Twenty years since its controversial premiere at Cannes - reportedly to fainting episodes, booing, and walkouts - Claire Denis’ body-horror art film continues to be worthy of repeat viewings and re-evaluation. Featuring Vincent Gallo, Tricia Vessey and Béatrice Dalle, a brooding sense of foreboding gives way to extreme horror as powerful today as when the film was first released. Many critics were unhappy that Denis’ had followed the rapturously received Beau Travail with a film they could only describe as a gory horror film. Others were shocked by the extremity of the blood and sexual violence, and some dismissed it due to the scant plot, languid pace, and limited depth of characterisation.
When the film began to be included in the discourse on the New French Extremity, a tentative reappraisal seemed to be begin. A US re-release in 2013 led to further re-evaluation and there were positive reviews, most significantly Melissa Anderson of The Village Voice wrote an influential essay, fervently addressing the earlier criticisms and writing “viewers will likely find themselves in thrall to a supremely hypnotic, unsettling work by one of the most sensuous filmmakers of the past three decades.”
UK screenings of the film are rare. The DVD has been out of print for more than a decade, and among streaming services, only MUBI have made it available, and then only intermittently, so Lost Vampires is proud to be screening this provocative masterpiece in London in 35mm on the Prince Charles’s largest screen.

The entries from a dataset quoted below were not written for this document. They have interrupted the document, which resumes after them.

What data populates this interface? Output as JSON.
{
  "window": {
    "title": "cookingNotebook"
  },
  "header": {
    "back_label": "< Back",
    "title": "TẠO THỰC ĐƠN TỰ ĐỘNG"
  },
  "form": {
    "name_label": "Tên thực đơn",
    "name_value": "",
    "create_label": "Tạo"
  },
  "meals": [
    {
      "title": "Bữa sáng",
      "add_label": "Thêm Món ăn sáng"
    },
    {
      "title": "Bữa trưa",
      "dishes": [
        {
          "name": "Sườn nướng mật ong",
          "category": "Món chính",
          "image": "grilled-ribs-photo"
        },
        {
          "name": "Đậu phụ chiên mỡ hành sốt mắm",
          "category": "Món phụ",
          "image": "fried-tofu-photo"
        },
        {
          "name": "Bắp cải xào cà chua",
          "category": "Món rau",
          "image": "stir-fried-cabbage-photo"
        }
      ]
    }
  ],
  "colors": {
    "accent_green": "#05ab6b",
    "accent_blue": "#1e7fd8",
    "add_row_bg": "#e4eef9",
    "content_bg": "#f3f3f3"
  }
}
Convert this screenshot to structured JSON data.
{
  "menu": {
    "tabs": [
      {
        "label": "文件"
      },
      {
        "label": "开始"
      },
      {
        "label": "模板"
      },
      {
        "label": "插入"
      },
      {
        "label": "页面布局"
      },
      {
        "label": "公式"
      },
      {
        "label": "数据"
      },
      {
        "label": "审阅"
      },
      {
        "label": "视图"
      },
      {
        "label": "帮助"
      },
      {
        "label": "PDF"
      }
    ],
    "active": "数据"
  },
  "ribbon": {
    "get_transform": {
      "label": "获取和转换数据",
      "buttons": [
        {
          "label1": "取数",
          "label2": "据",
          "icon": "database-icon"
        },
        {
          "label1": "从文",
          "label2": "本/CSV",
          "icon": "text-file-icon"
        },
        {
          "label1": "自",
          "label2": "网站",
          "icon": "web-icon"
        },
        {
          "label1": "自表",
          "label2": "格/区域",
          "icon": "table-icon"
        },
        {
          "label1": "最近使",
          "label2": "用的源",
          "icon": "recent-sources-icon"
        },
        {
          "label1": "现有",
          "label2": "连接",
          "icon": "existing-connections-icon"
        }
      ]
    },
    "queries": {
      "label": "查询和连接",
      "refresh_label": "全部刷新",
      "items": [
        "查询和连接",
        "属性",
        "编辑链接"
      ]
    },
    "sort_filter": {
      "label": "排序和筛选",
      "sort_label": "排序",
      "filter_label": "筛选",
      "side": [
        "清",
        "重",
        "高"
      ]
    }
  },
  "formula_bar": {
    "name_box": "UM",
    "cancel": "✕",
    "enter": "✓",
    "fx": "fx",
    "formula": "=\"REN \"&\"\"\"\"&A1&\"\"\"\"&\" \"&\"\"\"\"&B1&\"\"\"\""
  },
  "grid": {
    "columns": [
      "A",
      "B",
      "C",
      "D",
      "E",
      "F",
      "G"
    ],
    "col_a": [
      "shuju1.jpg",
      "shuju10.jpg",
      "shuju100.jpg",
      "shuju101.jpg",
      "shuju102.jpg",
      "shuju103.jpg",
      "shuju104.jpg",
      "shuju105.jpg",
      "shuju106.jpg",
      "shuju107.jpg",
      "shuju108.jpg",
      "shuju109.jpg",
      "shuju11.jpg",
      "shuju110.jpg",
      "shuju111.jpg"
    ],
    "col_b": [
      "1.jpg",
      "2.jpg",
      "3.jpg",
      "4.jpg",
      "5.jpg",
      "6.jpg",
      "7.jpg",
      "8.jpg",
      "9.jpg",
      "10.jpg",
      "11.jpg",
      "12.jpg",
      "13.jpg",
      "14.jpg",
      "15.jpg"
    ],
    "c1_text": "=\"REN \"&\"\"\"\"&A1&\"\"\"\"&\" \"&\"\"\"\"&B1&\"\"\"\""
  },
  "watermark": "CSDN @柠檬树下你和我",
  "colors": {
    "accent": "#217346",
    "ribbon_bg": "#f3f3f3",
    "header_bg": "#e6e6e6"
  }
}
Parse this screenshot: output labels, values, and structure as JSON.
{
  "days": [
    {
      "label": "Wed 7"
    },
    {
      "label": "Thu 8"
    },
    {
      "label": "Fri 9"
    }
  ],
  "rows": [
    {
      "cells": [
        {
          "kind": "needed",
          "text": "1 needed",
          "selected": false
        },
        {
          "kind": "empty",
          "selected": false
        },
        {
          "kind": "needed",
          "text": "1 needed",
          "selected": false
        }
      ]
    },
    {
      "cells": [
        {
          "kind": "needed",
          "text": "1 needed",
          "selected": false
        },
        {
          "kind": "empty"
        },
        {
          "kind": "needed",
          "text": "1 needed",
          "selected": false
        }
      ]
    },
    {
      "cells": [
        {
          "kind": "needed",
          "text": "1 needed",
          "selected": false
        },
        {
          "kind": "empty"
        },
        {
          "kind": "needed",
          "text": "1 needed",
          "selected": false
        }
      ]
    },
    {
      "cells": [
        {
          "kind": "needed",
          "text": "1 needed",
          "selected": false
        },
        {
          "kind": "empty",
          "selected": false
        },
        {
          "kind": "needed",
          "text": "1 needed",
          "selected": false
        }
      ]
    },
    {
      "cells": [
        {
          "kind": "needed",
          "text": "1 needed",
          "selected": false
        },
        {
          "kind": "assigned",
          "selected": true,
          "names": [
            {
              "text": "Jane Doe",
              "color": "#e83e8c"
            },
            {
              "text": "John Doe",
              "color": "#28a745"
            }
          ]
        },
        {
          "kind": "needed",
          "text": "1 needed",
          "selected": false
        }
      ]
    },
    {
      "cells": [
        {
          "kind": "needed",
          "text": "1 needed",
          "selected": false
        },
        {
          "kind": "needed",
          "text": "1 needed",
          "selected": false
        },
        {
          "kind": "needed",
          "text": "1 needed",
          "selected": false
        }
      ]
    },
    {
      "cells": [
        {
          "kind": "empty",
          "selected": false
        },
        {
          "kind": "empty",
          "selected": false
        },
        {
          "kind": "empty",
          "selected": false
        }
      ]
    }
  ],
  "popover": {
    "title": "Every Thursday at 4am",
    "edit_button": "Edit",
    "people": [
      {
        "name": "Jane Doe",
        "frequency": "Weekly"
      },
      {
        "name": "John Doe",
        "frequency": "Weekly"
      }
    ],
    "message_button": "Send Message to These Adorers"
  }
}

Presented in partnership with the National Film & Television School.